Yes, it is not too much to say that I reeled. This extraordinary statement had taken me amidships without any preparation, and it staggered me. That Jeeves had been aware all along that this old crumb would be the occupant of the bed which I was proposing to prod with darning-needles and had let me rush upon my doom without a word of warning was almost beyond belief. You might say I was aghast. Yes, practically aghast.
‘You told Jeeves that you were going to sleep in this room?’ I gasped.
‘I did. I was aware that you and my nephew were on terms of intimacy, and I wished to spare myself the possibility of a visit from you. I confess that it never occurred to me that such a visit was to be anticipated at three o’clock in the morning. What the devil do you mean,’ he barked, suddenly hotting up, ‘by prowling about the house at this hour?
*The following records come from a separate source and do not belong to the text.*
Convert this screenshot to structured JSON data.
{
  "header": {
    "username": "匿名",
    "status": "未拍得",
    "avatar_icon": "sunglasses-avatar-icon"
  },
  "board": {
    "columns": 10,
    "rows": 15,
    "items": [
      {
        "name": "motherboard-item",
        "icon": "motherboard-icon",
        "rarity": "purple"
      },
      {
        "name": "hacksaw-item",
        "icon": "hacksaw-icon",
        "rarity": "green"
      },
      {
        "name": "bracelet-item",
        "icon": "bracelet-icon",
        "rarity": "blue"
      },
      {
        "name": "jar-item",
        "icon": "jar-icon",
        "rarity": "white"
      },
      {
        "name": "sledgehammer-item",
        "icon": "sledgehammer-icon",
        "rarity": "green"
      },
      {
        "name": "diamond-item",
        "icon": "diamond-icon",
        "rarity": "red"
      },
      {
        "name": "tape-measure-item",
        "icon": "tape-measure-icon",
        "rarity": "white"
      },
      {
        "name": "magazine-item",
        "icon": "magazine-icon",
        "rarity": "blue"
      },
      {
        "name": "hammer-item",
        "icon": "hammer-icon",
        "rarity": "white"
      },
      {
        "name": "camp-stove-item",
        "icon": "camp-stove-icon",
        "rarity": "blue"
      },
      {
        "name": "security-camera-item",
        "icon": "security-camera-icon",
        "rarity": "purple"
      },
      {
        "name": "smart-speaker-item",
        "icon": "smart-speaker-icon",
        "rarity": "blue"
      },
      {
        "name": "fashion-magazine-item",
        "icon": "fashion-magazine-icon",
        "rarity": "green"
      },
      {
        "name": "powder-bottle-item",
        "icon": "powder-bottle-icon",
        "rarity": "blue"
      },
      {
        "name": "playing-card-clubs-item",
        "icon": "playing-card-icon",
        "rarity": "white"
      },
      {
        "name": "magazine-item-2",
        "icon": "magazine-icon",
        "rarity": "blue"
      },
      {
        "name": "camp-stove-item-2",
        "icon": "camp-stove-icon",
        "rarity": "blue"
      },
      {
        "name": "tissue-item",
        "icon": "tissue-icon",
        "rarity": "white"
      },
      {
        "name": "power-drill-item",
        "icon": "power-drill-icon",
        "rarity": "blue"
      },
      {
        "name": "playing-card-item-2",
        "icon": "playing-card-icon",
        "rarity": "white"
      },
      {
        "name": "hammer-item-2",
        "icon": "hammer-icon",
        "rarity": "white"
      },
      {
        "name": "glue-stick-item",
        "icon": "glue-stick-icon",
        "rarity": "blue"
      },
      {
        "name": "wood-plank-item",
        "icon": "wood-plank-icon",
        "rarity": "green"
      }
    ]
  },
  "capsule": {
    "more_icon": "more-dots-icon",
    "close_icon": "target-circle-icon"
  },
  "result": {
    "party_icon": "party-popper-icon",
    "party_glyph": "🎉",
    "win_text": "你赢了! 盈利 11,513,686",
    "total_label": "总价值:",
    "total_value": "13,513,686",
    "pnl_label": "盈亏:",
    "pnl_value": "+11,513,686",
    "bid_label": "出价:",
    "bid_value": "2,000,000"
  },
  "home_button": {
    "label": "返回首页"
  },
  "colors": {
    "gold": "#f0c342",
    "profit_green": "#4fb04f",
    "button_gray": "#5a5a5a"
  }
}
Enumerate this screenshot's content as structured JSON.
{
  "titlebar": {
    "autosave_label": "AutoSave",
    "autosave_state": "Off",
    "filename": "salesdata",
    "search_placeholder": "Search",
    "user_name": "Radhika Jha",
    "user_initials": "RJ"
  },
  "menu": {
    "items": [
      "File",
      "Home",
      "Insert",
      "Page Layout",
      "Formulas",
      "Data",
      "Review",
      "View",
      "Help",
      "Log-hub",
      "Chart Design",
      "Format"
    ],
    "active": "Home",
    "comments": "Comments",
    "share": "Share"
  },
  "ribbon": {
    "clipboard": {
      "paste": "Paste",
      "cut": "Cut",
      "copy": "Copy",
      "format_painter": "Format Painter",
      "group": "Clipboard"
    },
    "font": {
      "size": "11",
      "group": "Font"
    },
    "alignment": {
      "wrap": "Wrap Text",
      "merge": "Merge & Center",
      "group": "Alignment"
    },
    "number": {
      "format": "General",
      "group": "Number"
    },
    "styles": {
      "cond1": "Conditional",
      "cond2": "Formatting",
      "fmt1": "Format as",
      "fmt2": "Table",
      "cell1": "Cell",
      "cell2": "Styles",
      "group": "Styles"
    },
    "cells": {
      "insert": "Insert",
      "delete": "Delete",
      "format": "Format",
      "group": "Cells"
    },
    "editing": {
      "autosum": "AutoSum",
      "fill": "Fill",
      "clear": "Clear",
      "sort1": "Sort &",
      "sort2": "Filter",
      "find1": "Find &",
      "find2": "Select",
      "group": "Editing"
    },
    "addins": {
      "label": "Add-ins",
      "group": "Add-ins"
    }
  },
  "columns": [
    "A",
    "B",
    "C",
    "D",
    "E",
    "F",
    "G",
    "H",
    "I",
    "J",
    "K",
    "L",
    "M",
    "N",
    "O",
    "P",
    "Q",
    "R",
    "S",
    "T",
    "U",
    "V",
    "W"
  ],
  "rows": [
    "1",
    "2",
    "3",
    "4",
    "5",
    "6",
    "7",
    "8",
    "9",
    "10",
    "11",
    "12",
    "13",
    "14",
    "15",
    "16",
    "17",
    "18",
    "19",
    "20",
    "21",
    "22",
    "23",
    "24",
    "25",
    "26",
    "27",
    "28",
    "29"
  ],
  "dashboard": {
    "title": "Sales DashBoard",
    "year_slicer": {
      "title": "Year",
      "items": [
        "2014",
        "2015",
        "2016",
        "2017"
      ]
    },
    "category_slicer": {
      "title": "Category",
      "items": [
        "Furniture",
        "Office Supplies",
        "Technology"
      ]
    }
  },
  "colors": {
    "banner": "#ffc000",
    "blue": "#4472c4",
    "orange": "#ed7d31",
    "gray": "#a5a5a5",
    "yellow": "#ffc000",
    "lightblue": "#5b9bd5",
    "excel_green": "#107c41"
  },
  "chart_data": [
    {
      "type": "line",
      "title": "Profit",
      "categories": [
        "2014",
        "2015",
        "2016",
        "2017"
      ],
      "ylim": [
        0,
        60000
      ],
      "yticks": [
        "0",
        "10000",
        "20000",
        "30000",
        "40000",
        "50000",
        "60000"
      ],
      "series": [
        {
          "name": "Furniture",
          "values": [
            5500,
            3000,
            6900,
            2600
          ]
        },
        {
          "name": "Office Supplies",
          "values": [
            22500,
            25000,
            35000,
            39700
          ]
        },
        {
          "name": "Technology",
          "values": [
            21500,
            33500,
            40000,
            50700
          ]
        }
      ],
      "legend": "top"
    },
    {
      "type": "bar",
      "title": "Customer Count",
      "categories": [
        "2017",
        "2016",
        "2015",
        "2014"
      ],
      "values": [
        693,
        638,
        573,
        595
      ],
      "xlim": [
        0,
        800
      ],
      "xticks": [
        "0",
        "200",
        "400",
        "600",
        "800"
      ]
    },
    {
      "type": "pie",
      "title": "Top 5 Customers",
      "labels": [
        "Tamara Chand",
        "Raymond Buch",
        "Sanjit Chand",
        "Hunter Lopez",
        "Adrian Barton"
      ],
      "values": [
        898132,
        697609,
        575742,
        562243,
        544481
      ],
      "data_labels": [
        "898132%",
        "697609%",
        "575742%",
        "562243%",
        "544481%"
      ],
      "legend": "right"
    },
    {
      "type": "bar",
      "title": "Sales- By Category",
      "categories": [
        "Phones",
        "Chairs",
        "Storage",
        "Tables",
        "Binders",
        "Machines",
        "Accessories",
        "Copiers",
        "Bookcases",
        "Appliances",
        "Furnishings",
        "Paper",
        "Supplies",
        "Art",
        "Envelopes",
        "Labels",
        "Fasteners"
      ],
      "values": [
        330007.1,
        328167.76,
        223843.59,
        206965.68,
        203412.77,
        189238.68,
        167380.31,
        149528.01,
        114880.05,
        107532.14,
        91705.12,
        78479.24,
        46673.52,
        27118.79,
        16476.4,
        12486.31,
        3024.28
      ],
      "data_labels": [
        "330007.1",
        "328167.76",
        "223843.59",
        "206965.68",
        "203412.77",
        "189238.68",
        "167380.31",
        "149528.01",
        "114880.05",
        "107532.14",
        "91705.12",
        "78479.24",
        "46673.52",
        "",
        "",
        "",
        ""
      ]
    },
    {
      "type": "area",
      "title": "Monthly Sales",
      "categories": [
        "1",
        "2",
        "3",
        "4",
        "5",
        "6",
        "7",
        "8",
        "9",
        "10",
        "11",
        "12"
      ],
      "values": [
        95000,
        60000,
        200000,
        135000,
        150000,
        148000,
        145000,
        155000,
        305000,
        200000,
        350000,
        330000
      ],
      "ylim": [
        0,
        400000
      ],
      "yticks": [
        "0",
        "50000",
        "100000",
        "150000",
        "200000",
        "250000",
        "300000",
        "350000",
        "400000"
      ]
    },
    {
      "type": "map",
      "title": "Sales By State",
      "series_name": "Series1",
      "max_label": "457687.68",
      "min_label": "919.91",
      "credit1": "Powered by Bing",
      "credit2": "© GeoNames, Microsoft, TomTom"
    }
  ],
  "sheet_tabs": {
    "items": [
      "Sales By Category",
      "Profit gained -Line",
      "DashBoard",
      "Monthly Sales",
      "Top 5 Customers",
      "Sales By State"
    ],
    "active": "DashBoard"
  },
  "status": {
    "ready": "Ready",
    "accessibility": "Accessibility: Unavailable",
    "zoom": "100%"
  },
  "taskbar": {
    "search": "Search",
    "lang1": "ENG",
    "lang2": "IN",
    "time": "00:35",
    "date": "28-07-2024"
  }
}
And what is that thing in your hand?’
I looked down, and found that I was still grasping the stick. I give you my honest word that, what with the maelstrom of emotions into which his revelation about Jeeves had cast me, the discovery came as an absolute surprise.
‘This?’ I said. ‘Oh, yes.’
‘What do you mean, “Oh, yes”? What is it?’
‘Well, it’s a long story—’
‘We have the night before us.’
‘It’s this way. I will ask you to picture me some weeks ago, perfectly peaceful and inoffensive, after dinner at the Drones, smoking a thoughtful cigarette and—’
I broke off. The man wasn’t listening. He was goggling in a rapt sort of way at the end of the bed, from which there had now begun to drip on to the carpet a series of drops.
‘—thoughtful cigarette and chatting pleasantly of this and that—’
I broke off again. He had lifted the sheets and was gazing at the corpse of the hot-water bottle.
‘Did you do this?’ he said in a low, strangled sort of voice.
‘Er – yes. As a matter of fact, yes. I was just going to tell you—’
‘And your aunt tried to persuade me that you were not insane!’